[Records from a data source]

◇ ◇ ◇ ◇ ◇

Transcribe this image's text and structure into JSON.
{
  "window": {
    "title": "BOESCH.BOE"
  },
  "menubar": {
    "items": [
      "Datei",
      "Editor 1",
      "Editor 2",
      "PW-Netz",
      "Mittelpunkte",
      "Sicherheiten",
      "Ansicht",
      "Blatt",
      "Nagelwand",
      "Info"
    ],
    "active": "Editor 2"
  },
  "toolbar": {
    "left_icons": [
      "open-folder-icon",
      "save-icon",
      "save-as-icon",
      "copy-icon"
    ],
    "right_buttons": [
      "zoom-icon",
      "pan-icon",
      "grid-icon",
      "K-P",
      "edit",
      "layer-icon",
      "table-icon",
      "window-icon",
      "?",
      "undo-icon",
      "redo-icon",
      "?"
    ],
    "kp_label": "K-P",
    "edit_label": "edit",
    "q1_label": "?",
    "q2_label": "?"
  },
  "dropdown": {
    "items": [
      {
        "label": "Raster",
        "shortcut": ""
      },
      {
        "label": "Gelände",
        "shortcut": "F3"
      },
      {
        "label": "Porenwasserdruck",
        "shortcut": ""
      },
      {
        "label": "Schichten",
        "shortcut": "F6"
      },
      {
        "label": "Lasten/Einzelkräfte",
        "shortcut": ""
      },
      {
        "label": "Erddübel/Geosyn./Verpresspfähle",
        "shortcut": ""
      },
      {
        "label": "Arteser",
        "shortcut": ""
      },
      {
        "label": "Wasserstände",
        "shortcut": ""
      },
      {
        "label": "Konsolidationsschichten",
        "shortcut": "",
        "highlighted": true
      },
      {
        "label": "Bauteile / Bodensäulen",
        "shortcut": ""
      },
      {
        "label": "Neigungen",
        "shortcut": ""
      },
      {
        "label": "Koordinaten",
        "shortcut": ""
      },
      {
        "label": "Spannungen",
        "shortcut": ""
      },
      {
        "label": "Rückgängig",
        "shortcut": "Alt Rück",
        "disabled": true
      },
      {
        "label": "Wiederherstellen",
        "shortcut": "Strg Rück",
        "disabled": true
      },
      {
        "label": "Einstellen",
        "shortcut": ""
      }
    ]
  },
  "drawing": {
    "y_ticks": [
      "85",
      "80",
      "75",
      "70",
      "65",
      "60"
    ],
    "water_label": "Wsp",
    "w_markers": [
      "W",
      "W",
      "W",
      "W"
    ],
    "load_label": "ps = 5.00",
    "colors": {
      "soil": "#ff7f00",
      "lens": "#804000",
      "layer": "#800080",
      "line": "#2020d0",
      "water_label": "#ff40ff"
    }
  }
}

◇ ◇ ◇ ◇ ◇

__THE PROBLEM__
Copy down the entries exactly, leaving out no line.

__EXERCISE RESULT__
Transcribe this image's text and structure into JSON.
{
  "window": {
    "title": "BOESCH.BOE"
  },
  "menubar": {
    "items": [
      "Datei",
      "Editor 1",
      "Editor 2",
      "PW-Netz",
      "Mittelpunkte",
      "Sicherheiten",
      "Ansicht",
      "Blatt",
      "Nagelwand",
      "Info"
    ],
    "active": "Editor 2"
  },
  "toolbar": {
    "left_icons": [
      "open-folder-icon",
      "save-icon",
      "save-as-icon",
      "copy-icon"
    ],
    "right_buttons": [
      "zoom-icon",
      "pan-icon",
      "grid-icon",
      "K-P",
      "edit",
      "layer-icon",
      "table-icon",
      "window-icon",
      "?",
      "undo-icon",
      "redo-icon",
      "?"
    ],
    "kp_label": "K-P",
    "edit_label": "edit",
    "q1_label": "?",
    "q2_label": "?"
  },
  "dropdown": {
    "items": [
      {
        "label": "Raster",
        "shortcut": ""
      },
      {
        "label": "Gelände",
        "shortcut": "F3"
      },
      {
        "label": "Porenwasserdruck",
        "shortcut": ""
      },
      {
        "label": "Schichten",
        "shortcut": "F6"
      },
      {
        "label": "Lasten/Einzelkräfte",
        "shortcut": ""
      },
      {
        "label": "Erddübel/Geosyn./Verpresspfähle",
        "shortcut": ""
      },
      {
        "label": "Arteser",
        "shortcut": ""
      },
      {
        "label": "Wasserstände",
        "shortcut": ""
      },
      {
        "label": "Konsolidationsschichten",
        "shortcut": "",
        "highlighted": true
      },
      {
        "label": "Bauteile / Bodensäulen",
        "shortcut": ""
      },
      {
        "label": "Neigungen",
        "shortcut": ""
      },
      {
        "label": "Koordinaten",
        "shortcut": ""
      },
      {
        "label": "Spannungen",
        "shortcut": ""
      },
      {
        "label": "Rückgängig",
        "shortcut": "Alt Rück",
        "disabled": true
      },
      {
        "label": "Wiederherstellen",
        "shortcut": "Strg Rück",
        "disabled": true
      },
      {
        "label": "Einstellen",
        "shortcut": ""
      }
    ]
  },
  "drawing": {
    "y_ticks": [
      "85",
      "80",
      "75",
      "70",
      "65",
      "60"
    ],
    "water_label": "Wsp",
    "w_markers": [
      "W",
      "W",
      "W",
      "W"
    ],
    "load_label": "ps = 5.00",
    "colors": {
      "soil": "#ff7f00",
      "lens": "#804000",
      "layer": "#800080",
      "line": "#2020d0",
      "water_label": "#ff40ff"
    }
  }
}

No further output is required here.